WORK ITEM |
Quote all of the entries word for word.

..............................

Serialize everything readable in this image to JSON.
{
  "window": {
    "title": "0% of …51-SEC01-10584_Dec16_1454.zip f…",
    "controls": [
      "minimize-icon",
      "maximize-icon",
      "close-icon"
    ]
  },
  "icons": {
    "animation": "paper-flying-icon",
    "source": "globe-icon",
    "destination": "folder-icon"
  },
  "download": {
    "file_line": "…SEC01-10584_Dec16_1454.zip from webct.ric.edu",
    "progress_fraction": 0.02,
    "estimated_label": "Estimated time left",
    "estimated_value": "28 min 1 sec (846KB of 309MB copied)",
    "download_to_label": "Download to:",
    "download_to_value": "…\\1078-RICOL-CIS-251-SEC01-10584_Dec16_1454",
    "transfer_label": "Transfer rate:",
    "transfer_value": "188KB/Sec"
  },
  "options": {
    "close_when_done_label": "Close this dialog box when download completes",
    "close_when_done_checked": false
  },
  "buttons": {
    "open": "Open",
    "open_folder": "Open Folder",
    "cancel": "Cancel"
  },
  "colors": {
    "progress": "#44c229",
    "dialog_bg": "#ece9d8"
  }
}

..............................

ANSWER BOX |
Serialize everything readable in this image to JSON.
{
  "window": {
    "title": "0% of …51-SEC01-10584_Dec16_1454.zip f…",
    "controls": [
      "minimize-icon",
      "maximize-icon",
      "close-icon"
    ]
  },
  "icons": {
    "animation": "paper-flying-icon",
    "source": "globe-icon",
    "destination": "folder-icon"
  },
  "download": {
    "file_line": "…SEC01-10584_Dec16_1454.zip from webct.ric.edu",
    "progress_fraction": 0.02,
    "estimated_label": "Estimated time left",
    "estimated_value": "28 min 1 sec (846KB of 309MB copied)",
    "download_to_label": "Download to:",
    "download_to_value": "…\\1078-RICOL-CIS-251-SEC01-10584_Dec16_1454",
    "transfer_label": "Transfer rate:",
    "transfer_value": "188KB/Sec"
  },
  "options": {
    "close_when_done_label": "Close this dialog box when download completes",
    "close_when_done_checked": false
  },
  "buttons": {
    "open": "Open",
    "open_folder": "Open Folder",
    "cancel": "Cancel"
  },
  "colors": {
    "progress": "#44c229",
    "dialog_bg": "#ece9d8"
  }
}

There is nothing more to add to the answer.